Solid advice. Those of us CPAs who preach general IT controls all day can appreciate the experts at Verizon vindicating our efforts. (By the way, I do love their flair for spicing up the information. After my own heart. If you’re bored, the whole report is a fun read.)

Other advice provided in the report is to retire your old, worn out password — yes, the password you use for everything under the sun — and start fresh. There’s a big market for breached data including passwords, and cyber criminals are using stolen and weak passwords as an easy way in. We still love to hate those dreaded password policies, but they only work if you mix up your passwords once and awhile and don’t use the same one for everything.

Once you have those passwords reset to a shiny, new one, don’t be seduced by a phishing attempt. The report cites that 1 in 14 users will fall for phishing and the consequences could be more damaging than in the past since phishing and malware often double team. It’d be a big headache, obviously. Be vigilant and wary of random password prompt screens. There’s a super nasty Google Doc phishing scheme floating around right now that’s very convincing. If the phish has snagged you already:

Check your Google account’s app permissions. There should not be an app called “Google Docs” there — actual Google Docs has access to your account by default. If you see it listed there, remove it by tapping the label and hitting “Remove”

Oh, and change all your passwords, pronto. Google reports they have the phishing issue handled but I would be wary still.

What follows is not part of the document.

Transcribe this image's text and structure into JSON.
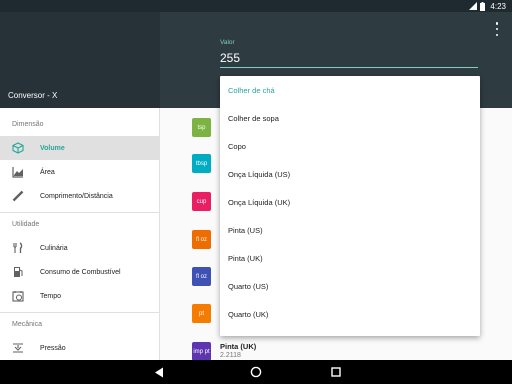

Since last year’s stats are also miserable, I can guess what next year will bring. Pay attention, people! We clearly haven’t learned our lessons yet.